▶ **Activity**:
Please return every line below that contains the string "this".

▶ **Provided records**:
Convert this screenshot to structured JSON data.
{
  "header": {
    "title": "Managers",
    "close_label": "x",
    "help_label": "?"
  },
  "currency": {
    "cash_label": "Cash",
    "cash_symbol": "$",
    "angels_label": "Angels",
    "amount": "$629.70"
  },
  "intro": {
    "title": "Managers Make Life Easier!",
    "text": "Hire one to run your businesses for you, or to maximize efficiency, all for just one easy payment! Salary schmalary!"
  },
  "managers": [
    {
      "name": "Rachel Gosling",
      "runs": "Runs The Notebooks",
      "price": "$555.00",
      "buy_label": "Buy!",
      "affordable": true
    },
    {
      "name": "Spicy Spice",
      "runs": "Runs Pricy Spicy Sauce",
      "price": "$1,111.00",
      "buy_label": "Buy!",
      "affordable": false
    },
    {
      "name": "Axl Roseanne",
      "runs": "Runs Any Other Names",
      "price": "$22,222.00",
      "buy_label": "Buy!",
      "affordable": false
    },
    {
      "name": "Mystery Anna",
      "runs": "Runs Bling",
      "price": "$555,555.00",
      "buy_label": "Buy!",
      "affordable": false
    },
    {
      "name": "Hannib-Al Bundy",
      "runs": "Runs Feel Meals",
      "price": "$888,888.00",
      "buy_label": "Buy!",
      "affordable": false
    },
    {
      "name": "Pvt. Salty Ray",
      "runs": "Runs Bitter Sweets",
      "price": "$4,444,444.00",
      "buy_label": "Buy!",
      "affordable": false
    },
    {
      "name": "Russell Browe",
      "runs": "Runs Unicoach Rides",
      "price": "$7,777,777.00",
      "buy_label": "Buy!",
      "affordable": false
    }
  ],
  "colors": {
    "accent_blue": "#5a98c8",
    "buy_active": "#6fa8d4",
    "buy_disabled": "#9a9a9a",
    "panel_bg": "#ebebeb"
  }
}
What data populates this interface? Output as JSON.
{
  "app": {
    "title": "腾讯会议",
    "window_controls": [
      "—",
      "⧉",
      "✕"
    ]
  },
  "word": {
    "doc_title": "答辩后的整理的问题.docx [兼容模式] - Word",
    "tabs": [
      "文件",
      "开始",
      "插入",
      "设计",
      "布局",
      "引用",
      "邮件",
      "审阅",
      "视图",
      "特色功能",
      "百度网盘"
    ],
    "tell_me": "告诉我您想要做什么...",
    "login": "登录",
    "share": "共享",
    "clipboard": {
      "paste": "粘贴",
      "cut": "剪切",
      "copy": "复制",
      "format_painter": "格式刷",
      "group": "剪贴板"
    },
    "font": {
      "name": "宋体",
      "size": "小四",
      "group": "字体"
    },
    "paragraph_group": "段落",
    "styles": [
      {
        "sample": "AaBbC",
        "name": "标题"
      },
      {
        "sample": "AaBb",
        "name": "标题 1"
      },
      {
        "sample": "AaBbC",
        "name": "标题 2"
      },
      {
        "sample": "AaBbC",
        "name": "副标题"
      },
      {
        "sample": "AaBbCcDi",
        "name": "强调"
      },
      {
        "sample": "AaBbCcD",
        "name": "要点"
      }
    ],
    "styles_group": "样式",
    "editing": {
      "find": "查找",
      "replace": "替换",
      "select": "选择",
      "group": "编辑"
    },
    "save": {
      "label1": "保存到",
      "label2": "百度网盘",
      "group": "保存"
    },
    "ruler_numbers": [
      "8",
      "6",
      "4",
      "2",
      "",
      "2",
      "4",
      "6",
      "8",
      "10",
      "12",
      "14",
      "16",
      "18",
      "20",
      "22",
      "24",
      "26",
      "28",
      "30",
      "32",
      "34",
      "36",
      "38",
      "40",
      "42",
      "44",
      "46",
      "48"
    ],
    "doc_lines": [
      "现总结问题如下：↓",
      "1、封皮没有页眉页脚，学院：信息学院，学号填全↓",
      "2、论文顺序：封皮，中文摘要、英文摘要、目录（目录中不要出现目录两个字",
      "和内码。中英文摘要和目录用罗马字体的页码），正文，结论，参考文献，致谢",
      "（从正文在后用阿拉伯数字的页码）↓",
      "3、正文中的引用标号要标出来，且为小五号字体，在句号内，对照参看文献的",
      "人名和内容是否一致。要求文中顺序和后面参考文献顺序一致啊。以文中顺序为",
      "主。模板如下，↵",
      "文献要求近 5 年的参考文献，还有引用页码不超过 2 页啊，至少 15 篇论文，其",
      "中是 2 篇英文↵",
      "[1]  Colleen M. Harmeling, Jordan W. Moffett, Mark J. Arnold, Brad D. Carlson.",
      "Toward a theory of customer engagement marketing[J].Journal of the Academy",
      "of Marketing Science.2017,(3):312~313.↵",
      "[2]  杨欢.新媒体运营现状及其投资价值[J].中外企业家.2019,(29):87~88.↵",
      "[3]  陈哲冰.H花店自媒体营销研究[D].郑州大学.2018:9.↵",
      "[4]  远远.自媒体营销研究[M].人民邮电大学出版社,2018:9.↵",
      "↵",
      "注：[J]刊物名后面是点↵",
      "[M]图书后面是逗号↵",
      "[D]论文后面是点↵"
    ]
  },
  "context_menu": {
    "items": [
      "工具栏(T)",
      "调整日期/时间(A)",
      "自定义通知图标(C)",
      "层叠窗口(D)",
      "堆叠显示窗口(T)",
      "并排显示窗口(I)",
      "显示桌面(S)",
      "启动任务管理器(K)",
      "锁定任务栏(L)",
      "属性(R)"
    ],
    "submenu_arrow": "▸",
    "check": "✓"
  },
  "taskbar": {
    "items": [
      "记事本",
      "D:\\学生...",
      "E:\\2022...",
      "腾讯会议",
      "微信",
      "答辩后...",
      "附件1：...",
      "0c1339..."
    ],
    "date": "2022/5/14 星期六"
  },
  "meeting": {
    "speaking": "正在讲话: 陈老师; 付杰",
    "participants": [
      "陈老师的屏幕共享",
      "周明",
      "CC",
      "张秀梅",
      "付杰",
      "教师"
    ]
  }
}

▶ **Output of the task**:
Convert this screenshot to structured JSON data.
What data populates this interface? Output as JSON.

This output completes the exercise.